Discussion

EMH is a compensatory response to ineffective erythropoiesis which is commonly seen in the haemoglobinopathies (especially thalassemia and sickle cell disease) and myelofibrosis. It favors certain sites such as the liver, spleen and the paravertebral regions of thorax. However, it can involve virtually any organ or tissue. Reported sites include abdominal viscera, kidneys, nasopharynx, paranasal air sinuses, intracranial structures and adrenal glands.1,2

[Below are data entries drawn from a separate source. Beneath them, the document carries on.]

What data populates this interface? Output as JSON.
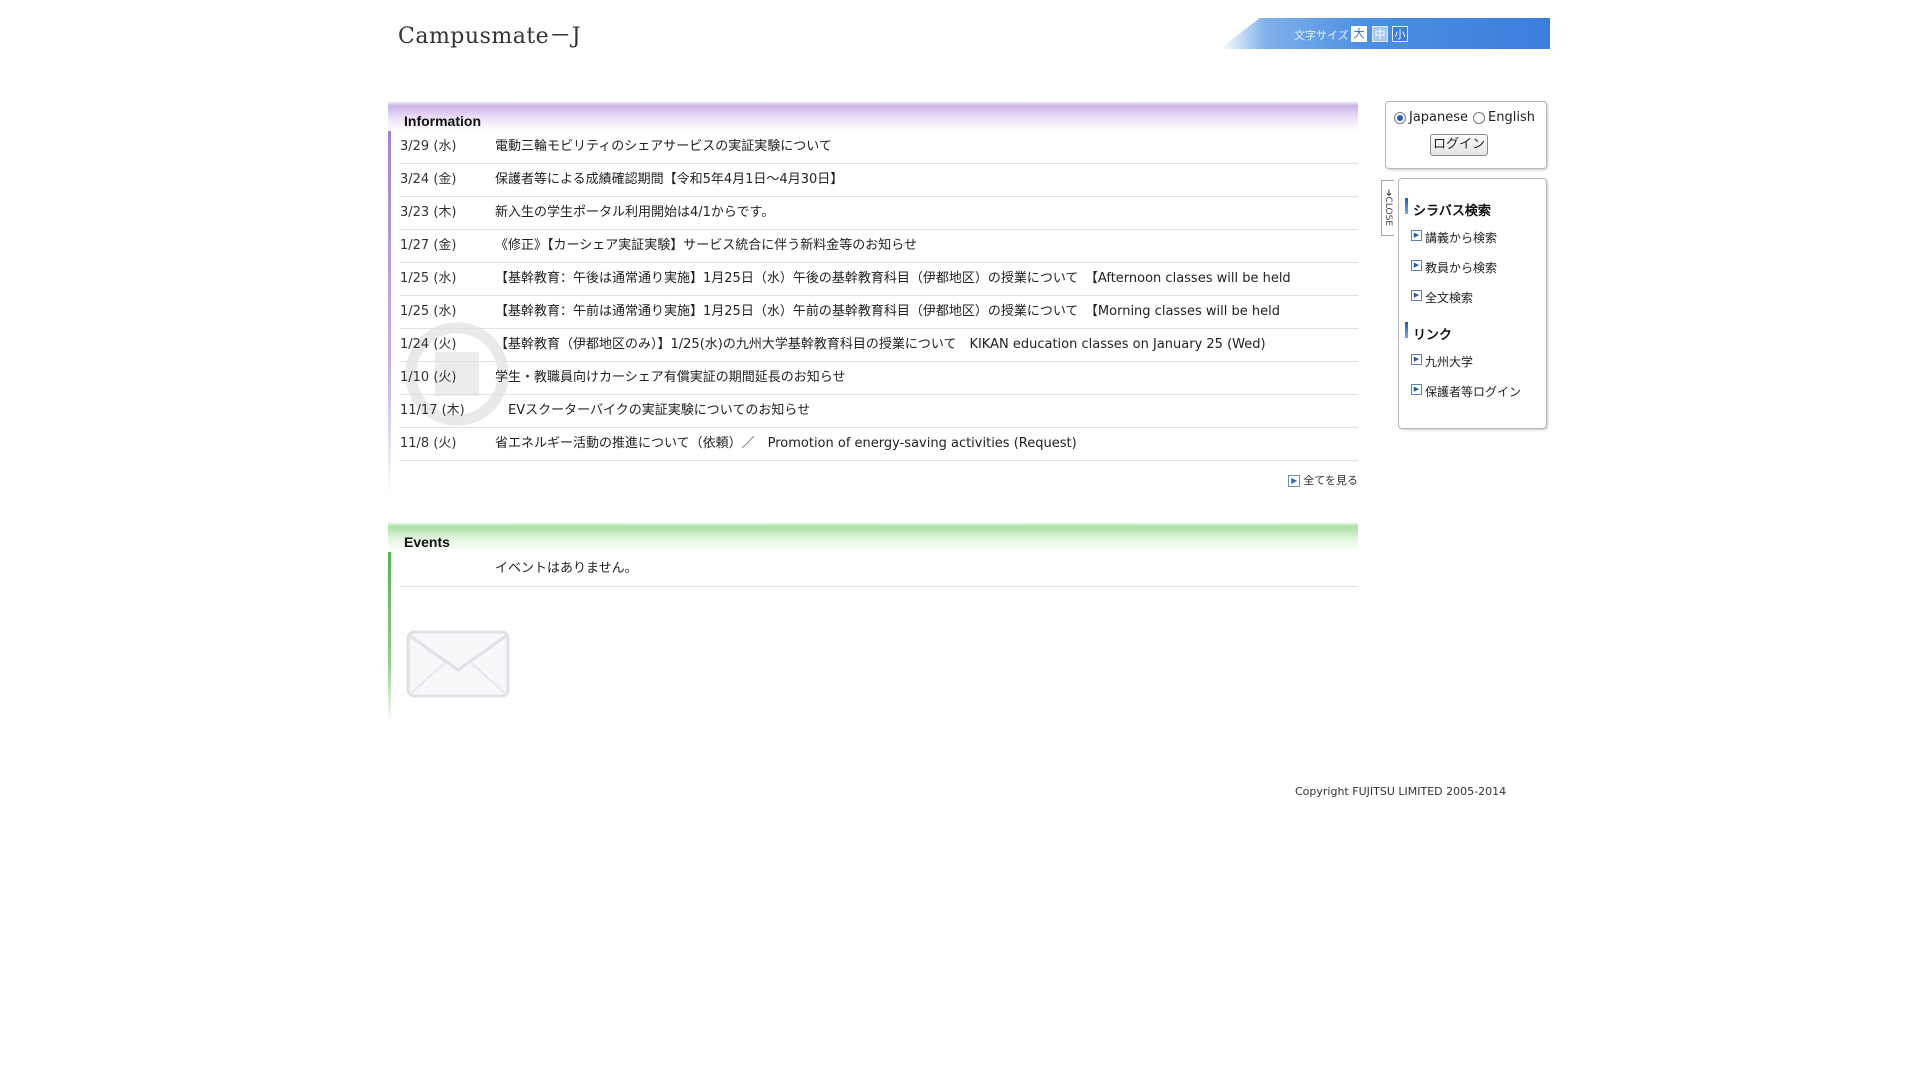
{
  "header": {
    "logo": "Campusmate－J",
    "font_size_label": "文字サイズ",
    "font_size_large": "大",
    "font_size_medium": "中",
    "font_size_small": "小"
  },
  "information": {
    "title": "Information",
    "items": [
      {
        "date": "3/29 (水)",
        "text": "電動三輪モビリティのシェアサービスの実証実験について"
      },
      {
        "date": "3/24 (金)",
        "text": "保護者等による成績確認期間【令和5年4月1日～4月30日】"
      },
      {
        "date": "3/23 (木)",
        "text": "新入生の学生ポータル利用開始は4/1からです。"
      },
      {
        "date": "1/27 (金)",
        "text": "《修正》【カーシェア実証実験】サービス統合に伴う新料金等のお知らせ"
      },
      {
        "date": "1/25 (水)",
        "text": "【基幹教育：午後は通常通り実施】1月25日（水）午後の基幹教育科目（伊都地区）の授業について　【Afternoon classes will be held"
      },
      {
        "date": "1/25 (水)",
        "text": "【基幹教育：午前は通常通り実施】1月25日（水）午前の基幹教育科目（伊都地区）の授業について　【Morning classes will be held"
      },
      {
        "date": "1/24 (火)",
        "text": "【基幹教育（伊都地区のみ）】1/25(水)の九州大学基幹教育科目の授業について　KIKAN education classes on January 25 (Wed)"
      },
      {
        "date": "1/10 (火)",
        "text": "学生・教職員向けカーシェア有償実証の期間延長のお知らせ"
      },
      {
        "date": "11/17 (木)",
        "text": "　EVスクーターバイクの実証実験についてのお知らせ"
      },
      {
        "date": "11/8 (火)",
        "text": "省エネルギー活動の推進について（依頼）／　Promotion of energy-saving activities (Request)"
      }
    ],
    "view_all": "全てを見る"
  },
  "events": {
    "title": "Events",
    "empty_message": "イベントはありません。"
  },
  "login": {
    "lang_japanese": "Japanese",
    "lang_english": "English",
    "selected_lang": "Japanese",
    "login_button": "ログイン"
  },
  "sidebar": {
    "close_label": "CLOSE",
    "syllabus_heading": "シラバス検索",
    "syllabus_links": [
      "講義から検索",
      "教員から検索",
      "全文検索"
    ],
    "links_heading": "リンク",
    "links": [
      "九州大学",
      "保護者等ログイン"
    ]
  },
  "footer": {
    "copyright": "Copyright FUJITSU LIMITED 2005-2014"
  }
}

EMH is commonly recognized microscopically in the spleen and usually presents as splenomegaly. However, identification of focal lesions of EMH in the spleen on cross sectional imaging is extremely rare with only a handful of reported cases.3,4 The splenic lesions can be solitary or multiple with the individual lesions being described as predominantly solid and well-defined. Pseudotumoral masses as large as 12 cm in size have been described.3 Associated splenomegaly was found in almost all the cases.
Ultrasonography typically demonstrates an echogenic mass, whereas on CECT scan the lesion is hypodense and shows heterogeneous enhancement.4 Appearances on magnetic resonance imaging can be variable depending on the amount of fat and the stage of evolution of hematopoietic tissue.2 Active lesions appear isointense on T1-weighted images, hyperintense on T2-weighted images, and show some enhancement after administration of intravenous contrast medium. Chronic lesions may show low signal intensity on T1- and T2-weighted images without enhancement. On chemical shift imaging, these lesions usually appear hypointense on the in-phase images compared with that on opposed-phase images owing to the presence of iron.5

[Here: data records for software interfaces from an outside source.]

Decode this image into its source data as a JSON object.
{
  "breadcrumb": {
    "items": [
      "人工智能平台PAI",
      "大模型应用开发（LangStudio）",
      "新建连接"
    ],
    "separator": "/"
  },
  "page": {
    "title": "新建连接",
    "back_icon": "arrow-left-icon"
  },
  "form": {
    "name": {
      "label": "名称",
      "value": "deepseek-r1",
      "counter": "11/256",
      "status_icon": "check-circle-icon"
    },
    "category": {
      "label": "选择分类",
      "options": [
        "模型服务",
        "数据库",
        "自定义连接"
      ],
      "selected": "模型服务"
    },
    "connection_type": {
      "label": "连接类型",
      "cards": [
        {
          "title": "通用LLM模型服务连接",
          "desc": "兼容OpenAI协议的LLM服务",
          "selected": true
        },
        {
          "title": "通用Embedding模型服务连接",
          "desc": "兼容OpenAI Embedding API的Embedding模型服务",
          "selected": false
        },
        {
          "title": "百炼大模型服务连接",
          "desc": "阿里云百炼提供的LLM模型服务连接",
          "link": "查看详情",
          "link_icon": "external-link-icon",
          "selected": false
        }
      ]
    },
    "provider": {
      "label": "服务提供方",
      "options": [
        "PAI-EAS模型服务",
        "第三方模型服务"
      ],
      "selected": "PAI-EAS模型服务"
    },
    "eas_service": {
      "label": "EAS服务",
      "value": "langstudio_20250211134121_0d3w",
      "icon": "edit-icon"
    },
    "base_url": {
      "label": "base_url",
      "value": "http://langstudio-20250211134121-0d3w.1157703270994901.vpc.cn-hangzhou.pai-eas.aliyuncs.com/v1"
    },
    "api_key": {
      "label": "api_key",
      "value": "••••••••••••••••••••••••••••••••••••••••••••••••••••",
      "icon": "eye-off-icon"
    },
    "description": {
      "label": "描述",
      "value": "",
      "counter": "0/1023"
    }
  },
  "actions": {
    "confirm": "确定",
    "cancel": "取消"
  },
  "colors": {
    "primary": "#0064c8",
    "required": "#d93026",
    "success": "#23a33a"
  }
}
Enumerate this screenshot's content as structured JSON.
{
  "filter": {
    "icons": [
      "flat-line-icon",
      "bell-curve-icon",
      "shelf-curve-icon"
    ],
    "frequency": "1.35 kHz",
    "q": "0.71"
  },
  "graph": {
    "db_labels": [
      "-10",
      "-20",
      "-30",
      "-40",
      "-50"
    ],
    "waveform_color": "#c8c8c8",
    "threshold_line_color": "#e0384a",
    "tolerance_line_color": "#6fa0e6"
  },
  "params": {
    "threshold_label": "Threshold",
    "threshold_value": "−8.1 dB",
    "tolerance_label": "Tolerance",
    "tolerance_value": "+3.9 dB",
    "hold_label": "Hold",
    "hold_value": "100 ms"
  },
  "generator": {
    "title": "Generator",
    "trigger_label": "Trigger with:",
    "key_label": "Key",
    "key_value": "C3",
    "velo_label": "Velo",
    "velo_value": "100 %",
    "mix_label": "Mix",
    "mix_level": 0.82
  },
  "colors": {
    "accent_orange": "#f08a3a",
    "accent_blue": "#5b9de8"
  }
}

References
  1. Christos S, Georgiades CS, Neyman EG, Francis IR, Sneider MB, Fishman EK et al. Typical and atypical presentation of extramedullary hematopoiesis. AJR. 2002; 179:1239-1243.
  2. Sohawon D, Lau KK, Lau T, Bowden DK. Extra-medullary haematopoiesis: a pictorial review of its typical and atypical locations. J Med Imaging Radiat Oncol. 2012;56(5):538-44.
  3. Matteuzzi B, Pieri L, Lisi F, Galimberti S, Campani D, Colagrande S. Imaging studies in extramedullary hematopoiesis of the spleen. Ann Hematol. 2014;93(2):347-9
  4. Singer A, Maldijian P, Simmous MZ. Extramedullary hematopoiesis presenting as a focal splenic mass: a case report. Abdom Imaging. 2004; 29(6):710-712.
  5. Elsayes KM, Narra VR, Mukundan G, Lewis JS Jr, Menias CO, Heiken JP. MR imaging of the spleen: spectrum of abnormalities. Radiographics. 2005;25(4):967-82.